» DIRECTIONS FOR THIS TASK:
From the entries that follow, copy every line with the word "Plan".

» RECORDS FOR THE EXERCISE:
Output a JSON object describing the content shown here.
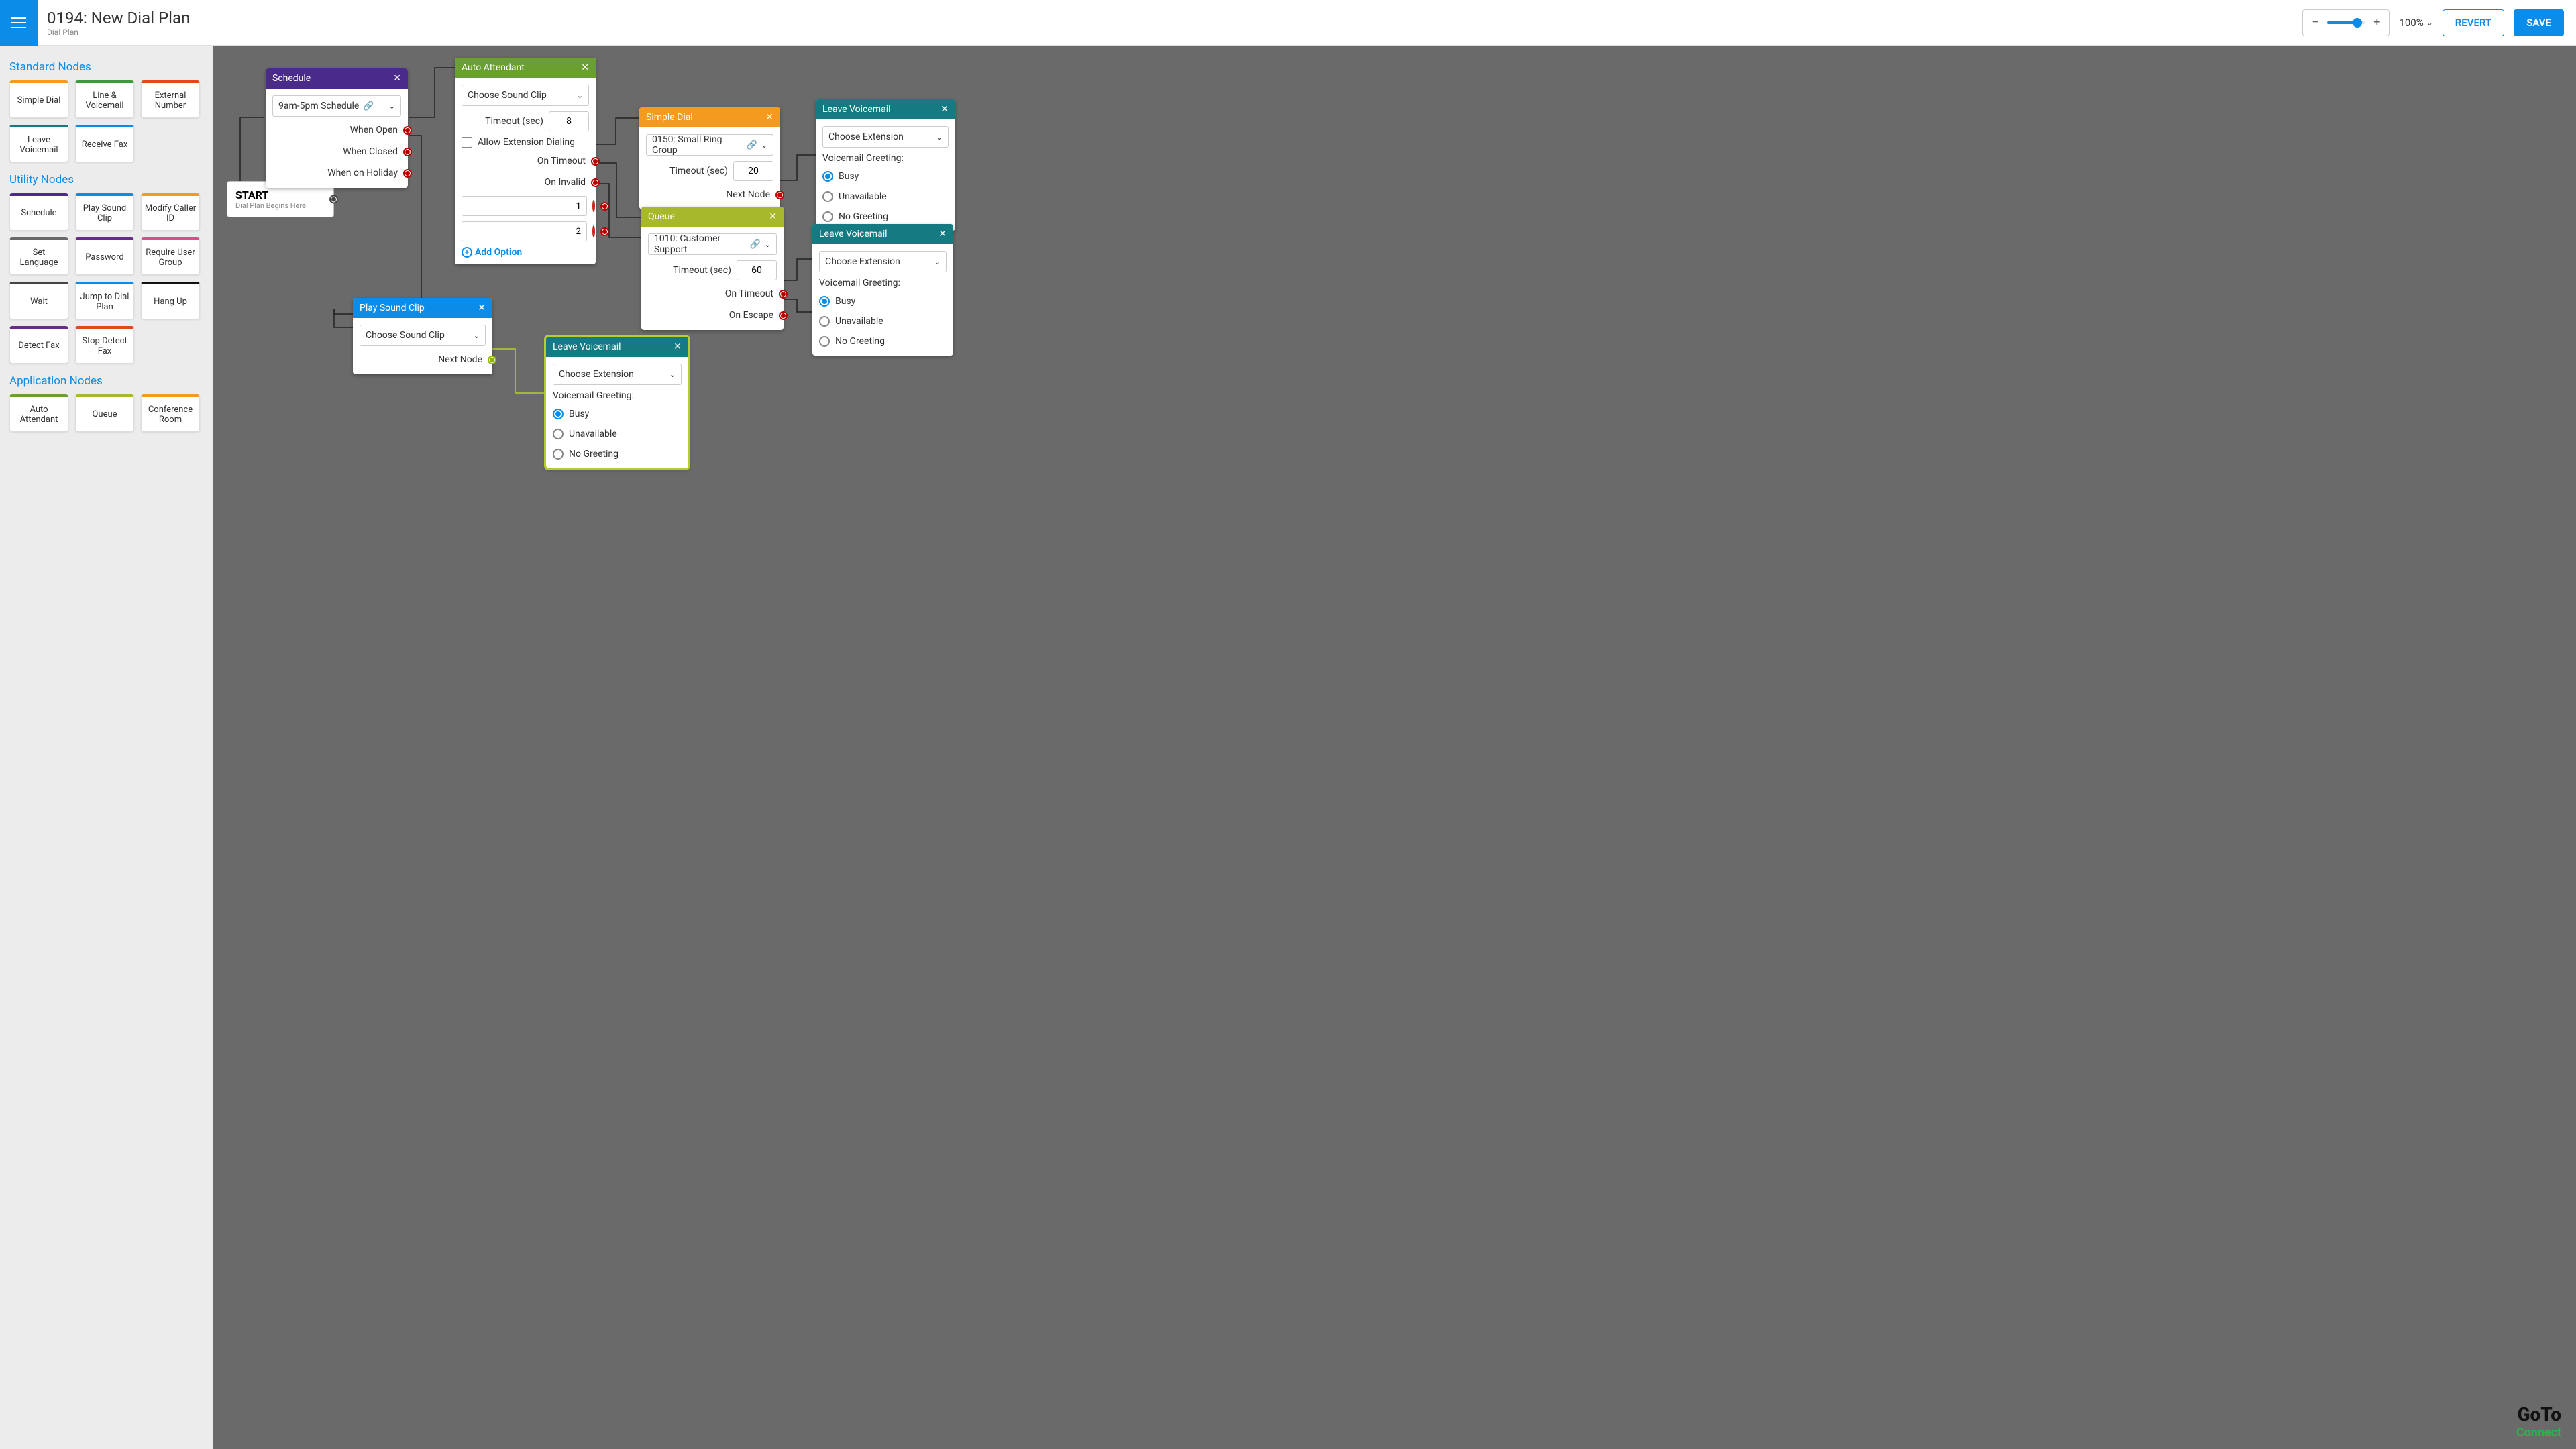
{
  "header": {
    "title": "0194: New Dial Plan",
    "subtitle": "Dial Plan"
  },
  "zoom": {
    "value": "100%"
  },
  "buttons": {
    "revert": "REVERT",
    "save": "SAVE"
  },
  "palette": {
    "standard": {
      "title": "Standard Nodes",
      "items": [
        {
          "label": "Simple Dial",
          "color": "#f39a1f"
        },
        {
          "label": "Line & Voicemail",
          "color": "#3b9b3b"
        },
        {
          "label": "External Number",
          "color": "#e04a1a"
        },
        {
          "label": "Leave Voicemail",
          "color": "#167a82"
        },
        {
          "label": "Receive Fax",
          "color": "#0c8ce9"
        }
      ]
    },
    "utility": {
      "title": "Utility Nodes",
      "items": [
        {
          "label": "Schedule",
          "color": "#4a2b8a"
        },
        {
          "label": "Play Sound Clip",
          "color": "#0c8ce9"
        },
        {
          "label": "Modify Caller ID",
          "color": "#f39a1f"
        },
        {
          "label": "Set Language",
          "color": "#6a6a6a"
        },
        {
          "label": "Password",
          "color": "#6a2a8a"
        },
        {
          "label": "Require User Group",
          "color": "#e24a8a"
        },
        {
          "label": "Wait",
          "color": "#444"
        },
        {
          "label": "Jump to Dial Plan",
          "color": "#0c8ce9"
        },
        {
          "label": "Hang Up",
          "color": "#111"
        },
        {
          "label": "Detect Fax",
          "color": "#6a2a8a"
        },
        {
          "label": "Stop Detect Fax",
          "color": "#e04a1a"
        }
      ]
    },
    "application": {
      "title": "Application Nodes",
      "items": [
        {
          "label": "Auto Attendant",
          "color": "#6aa032"
        },
        {
          "label": "Queue",
          "color": "#a7b82c"
        },
        {
          "label": "Conference Room",
          "color": "#f39a1f"
        }
      ]
    }
  },
  "start": {
    "title": "START",
    "subtitle": "Dial Plan Begins Here"
  },
  "schedule": {
    "title": "Schedule",
    "clip": "9am-5pm Schedule",
    "port1": "When Open",
    "port2": "When Closed",
    "port3": "When on Holiday"
  },
  "autoattendant": {
    "title": "Auto Attendant",
    "sound": "Choose Sound Clip",
    "timeout_label": "Timeout (sec)",
    "timeout_value": "8",
    "allow_ext": "Allow Extension Dialing",
    "port_timeout": "On Timeout",
    "port_invalid": "On Invalid",
    "opt1": "1",
    "opt2": "2",
    "add": "Add Option"
  },
  "playsound": {
    "title": "Play Sound Clip",
    "clip": "Choose Sound Clip",
    "next": "Next Node"
  },
  "simpledial": {
    "title": "Simple Dial",
    "target": "0150: Small Ring Group",
    "timeout_label": "Timeout (sec)",
    "timeout_value": "20",
    "next": "Next Node"
  },
  "queue": {
    "title": "Queue",
    "target": "1010: Customer Support",
    "timeout_label": "Timeout (sec)",
    "timeout_value": "60",
    "port_timeout": "On Timeout",
    "port_escape": "On Escape"
  },
  "voicemail": {
    "title": "Leave Voicemail",
    "ext": "Choose Extension",
    "greeting_label": "Voicemail Greeting:",
    "opt_busy": "Busy",
    "opt_unavail": "Unavailable",
    "opt_none": "No Greeting"
  },
  "brand": {
    "top": "GoTo",
    "bottom": "Connect"
  }
}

» SOLUTION FOR THIS EXERCISE:
    "title": "0194: New Dial Plan",
    "subtitle": "Dial Plan"
          "label": "Jump to Dial Plan",
    "subtitle": "Dial Plan Begins Here"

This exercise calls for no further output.